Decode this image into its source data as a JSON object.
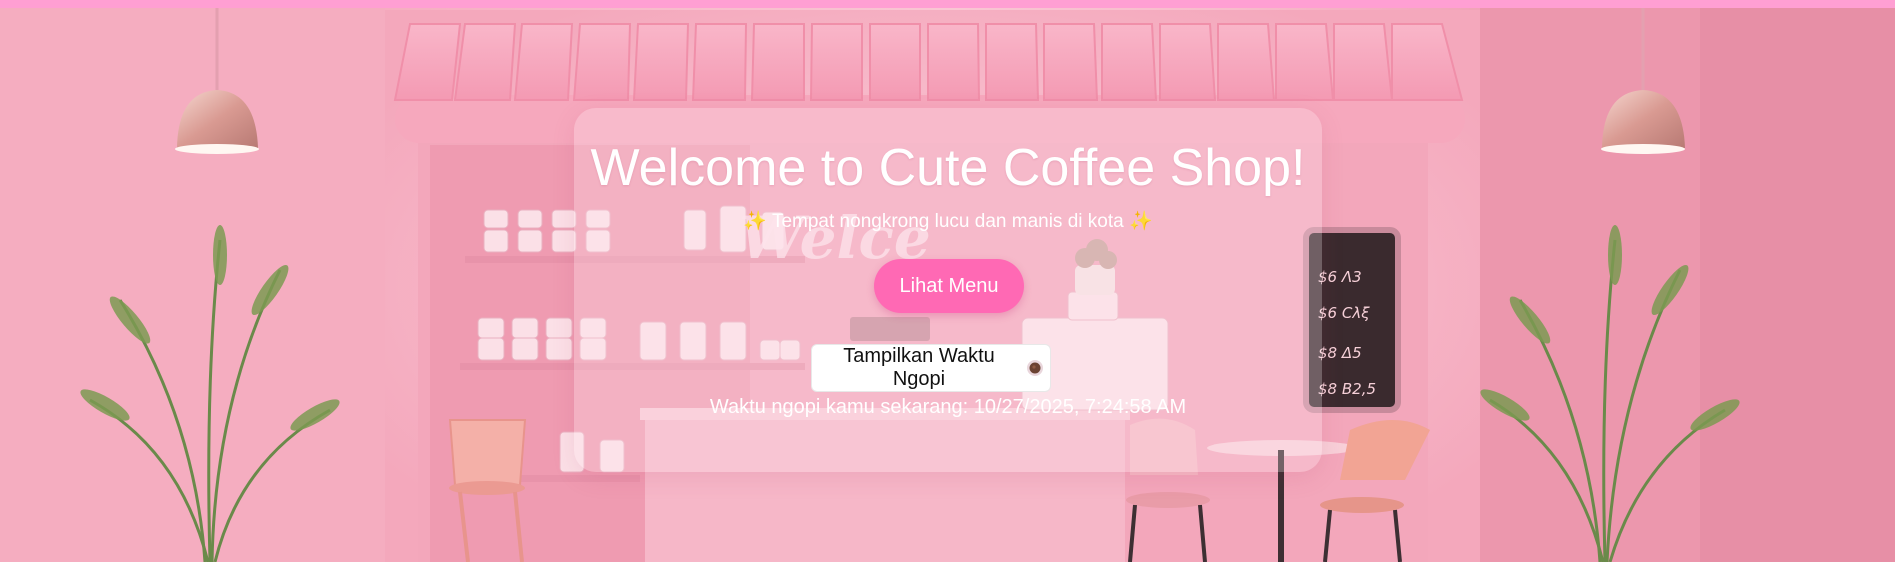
{
  "hero": {
    "title": "Welcome to Cute Coffee Shop!",
    "subtitle_spark_left": "✨",
    "subtitle_text": "Tempat nongkrong lucu dan manis di kota",
    "subtitle_spark_right": "✨",
    "menu_button_label": "Lihat Menu",
    "time_button_label": "Tampilkan Waktu Ngopi",
    "time_button_icon": "coffee-cup-icon",
    "time_prefix": "Waktu ngopi kamu sekarang: ",
    "time_value": "10/27/2025, 7:24:58 AM"
  },
  "background": {
    "sign_text": "Welce",
    "chalkboard_lines": [
      "$6 Λ3",
      "$6 Cλξ",
      "$8 Δ5",
      "$8 B2,5"
    ]
  },
  "colors": {
    "top_bar": "#ff9fd3",
    "menu_button": "#ff69b4",
    "text": "#ffffff",
    "time_button_bg": "#ffffff"
  }
}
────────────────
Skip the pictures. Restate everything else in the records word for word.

> **Written solution**
Decode this image into its source data as a JSON object.
{
  "hero": {
    "title": "Welcome to Cute Coffee Shop!",
    "subtitle_spark_left": "✨",
    "subtitle_text": "Tempat nongkrong lucu dan manis di kota",
    "subtitle_spark_right": "✨",
    "menu_button_label": "Lihat Menu",
    "time_button_label": "Tampilkan Waktu Ngopi",
    "time_button_icon": "coffee-cup-icon",
    "time_prefix": "Waktu ngopi kamu sekarang: ",
    "time_value": "10/27/2025, 7:24:58 AM"
  },
  "background": {
    "sign_text": "Welce",
    "chalkboard_lines": [
      "$6 Λ3",
      "$6 Cλξ",
      "$8 Δ5",
      "$8 B2,5"
    ]
  },
  "colors": {
    "top_bar": "#ff9fd3",
    "menu_button": "#ff69b4",
    "text": "#ffffff",
    "time_button_bg": "#ffffff"
  }
}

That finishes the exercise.